As for technical specs, I haven't decided on how large the radius should be, but for thickness I think something like 500km seems doable (roughly 50km of surface material/earth, and 50km of various subterranean installations and maintenance stations, and the other 400km would mostly be structural. So far, I think I will make the disk only one-sided.

EDIT: Summary Question: What would the world look like from the point of someone on the disk; what would the horizon be like, and how they would experience sunset/sunrise?

• I think what you are calling "width" is actually its thickness. If so, you can edit your question to fix this. – a4android Jun 19 '17 at 12:42

## What would the person on the surface see

According to this article one would see kind of an horizon due to the light bending (similar to gravity lensing)

## How sunrise/sunset would be like

The sun would never rise far above the horizon nor would it sink far below. It would resemble a cycle of twilight/night. If you increase the amplitude of your bobbing star you'd get a better defined day/night cycle though still the sun wouldn't rise very high unless you decide to go for a very strong star bobbing.

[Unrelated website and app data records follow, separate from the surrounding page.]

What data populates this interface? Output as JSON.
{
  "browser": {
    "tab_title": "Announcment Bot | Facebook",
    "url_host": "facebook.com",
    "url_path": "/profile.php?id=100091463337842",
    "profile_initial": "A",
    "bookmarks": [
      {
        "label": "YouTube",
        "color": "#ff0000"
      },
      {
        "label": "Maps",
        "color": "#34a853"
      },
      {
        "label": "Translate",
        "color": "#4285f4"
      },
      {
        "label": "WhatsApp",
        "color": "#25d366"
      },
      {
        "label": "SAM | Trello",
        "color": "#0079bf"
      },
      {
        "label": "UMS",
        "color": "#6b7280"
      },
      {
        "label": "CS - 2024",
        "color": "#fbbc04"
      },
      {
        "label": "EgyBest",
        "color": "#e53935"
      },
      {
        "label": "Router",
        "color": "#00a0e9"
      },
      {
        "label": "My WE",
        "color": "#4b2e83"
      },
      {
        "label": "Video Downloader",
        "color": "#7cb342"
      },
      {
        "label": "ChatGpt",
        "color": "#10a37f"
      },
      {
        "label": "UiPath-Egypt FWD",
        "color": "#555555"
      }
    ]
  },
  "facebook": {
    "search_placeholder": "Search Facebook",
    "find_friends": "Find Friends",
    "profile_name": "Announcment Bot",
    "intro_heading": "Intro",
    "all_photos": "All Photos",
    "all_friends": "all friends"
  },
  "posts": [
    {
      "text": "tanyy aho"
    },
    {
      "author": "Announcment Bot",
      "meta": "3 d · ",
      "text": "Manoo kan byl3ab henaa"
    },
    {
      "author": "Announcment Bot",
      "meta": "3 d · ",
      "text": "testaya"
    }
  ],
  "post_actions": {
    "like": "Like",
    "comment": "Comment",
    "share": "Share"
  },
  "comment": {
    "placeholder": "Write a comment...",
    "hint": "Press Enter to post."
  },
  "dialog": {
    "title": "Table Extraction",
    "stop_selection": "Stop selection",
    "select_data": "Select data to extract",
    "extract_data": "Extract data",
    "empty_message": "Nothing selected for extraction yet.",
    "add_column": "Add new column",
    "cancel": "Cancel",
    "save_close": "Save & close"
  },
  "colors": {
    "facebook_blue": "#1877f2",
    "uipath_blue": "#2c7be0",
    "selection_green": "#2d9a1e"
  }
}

## How big the ring needs to be to support multiple extremes.

This is where your proposed concept of 500km radius will prove problematic. According to wikipedia, the anderson disk's climate is dictated by distance away from the sun. So to get the extremes you desire you'll have to make the thing huge.

I hope this gives you the information you desire.

• I meant the width as in the thickness of the ring, as in the ground's thickness. My bad... – Amon Jun 19 '17 at 8:23
• @amon You're working with meta-materials. To calculate the mechanical stress the thing has to endure is a massive task but the thickness of the thing can be anywhere from a millimeter to several kilometers. It's entirely up to you whether the material you want to use for the ring can endure the forces it has to deal with, with the structure you have in mind. My recommendation is to not get too technical for story purposes. – Hyfnae Jun 19 '17 at 8:59
• My thoughts exactly. I can easily just not explain it: makes the disk seem more mysterious anyway. – Amon Jun 19 '17 at 9:17